In a statement released Thursday, the University of California San Francisco (UCSF), which was involved in studying the effect oxytocin administration has on subjects with alcohol addiction, announced its researchers were beginning a new clinical trial. The trial, which will be held at a mental health facility at Fort Gordon in Augusta, Georgia, and will involve 65 volunteers, would try to ascertain if oxytocin ameliorates stress response and alcohol abuse that arises as a result.

"The amount of money spent managing the fallout of PTSD and substance abuse in our whole society is enormous," Jennifer Mitchell, the director of the UCSF Institute for Translational Neuroscience and leader of the clinical trial, said in the statement. "We’re hoping we can address that by bringing an overlooked, cheap, accessible drug into use for the public."

Oxytocin is a hormone produced in the hypothalamus and secreted by the pituitary gland during social bonding, sexual intercourse, and, in women, during childbirth. For this reason, it's often called the "cuddle hormone" or the "love hormone." Previous studies have shown this hormone plays a key role in social behavior, trust, empathy, and in managing stress and anxiety.

"It helps with several conditions because they all involve similar stress responses," Mitchell said. "Our thinking is that oxytocin can also help mitigate the stress response induced by trauma, and therefore keep particular behaviors at bay."

For instance, in a study conducted last year by Mitchell and her colleagues on 32 individuals with alcohol addiction, oxytocin was found to reduce alcohol cravings.

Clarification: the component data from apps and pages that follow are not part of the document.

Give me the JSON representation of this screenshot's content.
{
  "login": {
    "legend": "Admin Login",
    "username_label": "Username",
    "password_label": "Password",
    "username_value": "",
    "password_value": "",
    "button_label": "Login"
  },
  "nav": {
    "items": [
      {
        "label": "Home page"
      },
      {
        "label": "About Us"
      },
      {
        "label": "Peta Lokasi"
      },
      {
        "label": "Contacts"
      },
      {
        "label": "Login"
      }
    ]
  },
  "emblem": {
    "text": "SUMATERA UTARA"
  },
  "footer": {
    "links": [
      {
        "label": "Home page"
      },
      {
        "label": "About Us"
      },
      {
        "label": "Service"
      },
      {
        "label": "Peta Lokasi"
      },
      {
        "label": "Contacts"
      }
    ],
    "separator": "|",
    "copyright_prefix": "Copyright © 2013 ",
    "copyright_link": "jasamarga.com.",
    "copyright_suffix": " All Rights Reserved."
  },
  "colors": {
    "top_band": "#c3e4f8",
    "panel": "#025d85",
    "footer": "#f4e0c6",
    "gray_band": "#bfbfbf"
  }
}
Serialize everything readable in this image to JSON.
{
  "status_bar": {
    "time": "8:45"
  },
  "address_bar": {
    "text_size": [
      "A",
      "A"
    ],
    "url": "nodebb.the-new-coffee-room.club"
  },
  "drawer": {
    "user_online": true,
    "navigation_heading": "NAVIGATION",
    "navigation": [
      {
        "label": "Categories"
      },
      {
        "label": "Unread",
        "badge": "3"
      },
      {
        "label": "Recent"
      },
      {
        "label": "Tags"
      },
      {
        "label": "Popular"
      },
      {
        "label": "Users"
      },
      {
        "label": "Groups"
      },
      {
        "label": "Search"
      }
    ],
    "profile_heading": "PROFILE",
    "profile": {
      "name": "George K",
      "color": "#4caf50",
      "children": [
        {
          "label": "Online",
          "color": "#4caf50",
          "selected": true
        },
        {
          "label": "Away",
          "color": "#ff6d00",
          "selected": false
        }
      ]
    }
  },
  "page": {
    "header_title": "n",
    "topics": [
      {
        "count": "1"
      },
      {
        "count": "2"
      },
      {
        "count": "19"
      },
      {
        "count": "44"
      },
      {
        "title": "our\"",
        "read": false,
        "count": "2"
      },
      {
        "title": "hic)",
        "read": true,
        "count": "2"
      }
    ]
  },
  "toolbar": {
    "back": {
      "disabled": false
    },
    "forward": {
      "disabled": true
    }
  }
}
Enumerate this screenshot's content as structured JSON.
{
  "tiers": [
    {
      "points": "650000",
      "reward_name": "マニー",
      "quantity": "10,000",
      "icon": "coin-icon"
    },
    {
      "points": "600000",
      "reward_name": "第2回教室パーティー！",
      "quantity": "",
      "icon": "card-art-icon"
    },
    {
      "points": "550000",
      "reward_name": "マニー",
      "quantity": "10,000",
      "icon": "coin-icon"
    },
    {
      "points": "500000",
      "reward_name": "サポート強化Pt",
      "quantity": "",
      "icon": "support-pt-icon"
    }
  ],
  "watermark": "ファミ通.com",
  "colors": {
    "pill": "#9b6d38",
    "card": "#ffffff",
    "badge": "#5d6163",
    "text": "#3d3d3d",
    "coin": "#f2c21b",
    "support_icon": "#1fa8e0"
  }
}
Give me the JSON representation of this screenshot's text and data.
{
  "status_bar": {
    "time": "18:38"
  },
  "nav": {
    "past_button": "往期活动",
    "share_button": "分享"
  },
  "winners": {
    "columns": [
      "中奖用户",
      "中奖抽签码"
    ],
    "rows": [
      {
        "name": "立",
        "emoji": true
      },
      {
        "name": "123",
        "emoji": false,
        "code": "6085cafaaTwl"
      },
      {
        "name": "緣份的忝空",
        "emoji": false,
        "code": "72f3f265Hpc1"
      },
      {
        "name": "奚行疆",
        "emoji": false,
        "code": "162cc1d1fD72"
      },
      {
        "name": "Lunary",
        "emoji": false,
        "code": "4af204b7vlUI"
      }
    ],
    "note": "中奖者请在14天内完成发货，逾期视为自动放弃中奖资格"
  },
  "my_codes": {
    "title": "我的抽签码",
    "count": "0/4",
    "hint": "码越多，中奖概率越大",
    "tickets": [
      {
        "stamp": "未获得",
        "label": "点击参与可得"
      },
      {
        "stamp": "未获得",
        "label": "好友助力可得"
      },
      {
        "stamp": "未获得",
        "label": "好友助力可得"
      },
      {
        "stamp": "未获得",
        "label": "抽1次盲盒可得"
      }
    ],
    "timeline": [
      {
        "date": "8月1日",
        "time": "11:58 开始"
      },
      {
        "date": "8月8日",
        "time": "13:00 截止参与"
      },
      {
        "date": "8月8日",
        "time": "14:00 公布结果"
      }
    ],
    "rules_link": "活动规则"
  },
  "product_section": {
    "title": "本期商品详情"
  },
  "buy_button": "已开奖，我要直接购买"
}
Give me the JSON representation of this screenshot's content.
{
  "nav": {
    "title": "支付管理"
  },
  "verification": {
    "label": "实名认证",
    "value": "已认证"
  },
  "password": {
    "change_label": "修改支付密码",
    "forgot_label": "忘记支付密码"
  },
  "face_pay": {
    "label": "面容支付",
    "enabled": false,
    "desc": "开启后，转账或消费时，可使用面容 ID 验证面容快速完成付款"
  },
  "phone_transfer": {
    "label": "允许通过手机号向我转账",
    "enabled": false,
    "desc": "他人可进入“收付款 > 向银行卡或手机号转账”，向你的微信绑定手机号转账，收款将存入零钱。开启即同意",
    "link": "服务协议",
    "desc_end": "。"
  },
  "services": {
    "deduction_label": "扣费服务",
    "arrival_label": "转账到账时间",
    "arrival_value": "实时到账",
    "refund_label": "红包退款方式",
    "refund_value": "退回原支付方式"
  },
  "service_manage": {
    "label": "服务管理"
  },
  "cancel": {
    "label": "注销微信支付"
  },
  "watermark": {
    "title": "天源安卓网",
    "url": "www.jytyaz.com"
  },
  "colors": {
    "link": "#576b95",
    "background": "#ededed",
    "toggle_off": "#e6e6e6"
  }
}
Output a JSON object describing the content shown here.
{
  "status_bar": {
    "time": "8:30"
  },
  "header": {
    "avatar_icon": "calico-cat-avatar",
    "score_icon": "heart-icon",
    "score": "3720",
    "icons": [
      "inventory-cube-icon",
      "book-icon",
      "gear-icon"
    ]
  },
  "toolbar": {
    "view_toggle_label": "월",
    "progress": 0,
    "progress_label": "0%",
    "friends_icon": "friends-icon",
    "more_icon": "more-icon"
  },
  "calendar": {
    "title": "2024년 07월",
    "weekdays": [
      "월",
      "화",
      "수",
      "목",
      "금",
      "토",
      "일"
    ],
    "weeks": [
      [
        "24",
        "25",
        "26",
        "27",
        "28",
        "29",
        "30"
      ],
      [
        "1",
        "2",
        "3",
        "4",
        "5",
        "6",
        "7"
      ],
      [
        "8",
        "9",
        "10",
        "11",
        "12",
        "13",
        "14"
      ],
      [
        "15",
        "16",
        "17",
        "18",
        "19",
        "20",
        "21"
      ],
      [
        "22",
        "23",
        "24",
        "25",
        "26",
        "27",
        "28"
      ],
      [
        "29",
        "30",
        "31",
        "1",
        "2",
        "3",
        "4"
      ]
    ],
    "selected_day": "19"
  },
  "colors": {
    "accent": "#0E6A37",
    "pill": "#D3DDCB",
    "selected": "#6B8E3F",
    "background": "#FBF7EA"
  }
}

"Intranasal oxytocin has potential to improve social perception, reduce cue-induced alcohol cravings, and reduce appetitive approach bias in subjects with alcohol abuse, and can be safely tolerated in this population. The effects of oxytocin are complex, however, and require further investigation," the researchers concluded in the study.

The clinical trial comes just days after a review of all published evidence suggested that the hormone could be used for the treatment of opioid addiction and preventing addicts from relapsing. The authors of the review also recommended carrying out further clinical trials to ascertain the efficacy of oxytocin-based therapies.

"Given the benefits that social support programs like Alcoholics Anonymous and Narcotics Anonymous have in keeping addicts abstinent, our findings in the review suggest the use of oxytocin, the pro-social hormone, could be an effective therapy for the prevention of relapse to drug use in drug-dependent individuals," the review's senior author Alex Bailey from the St. George’s University of London said in a recent statement.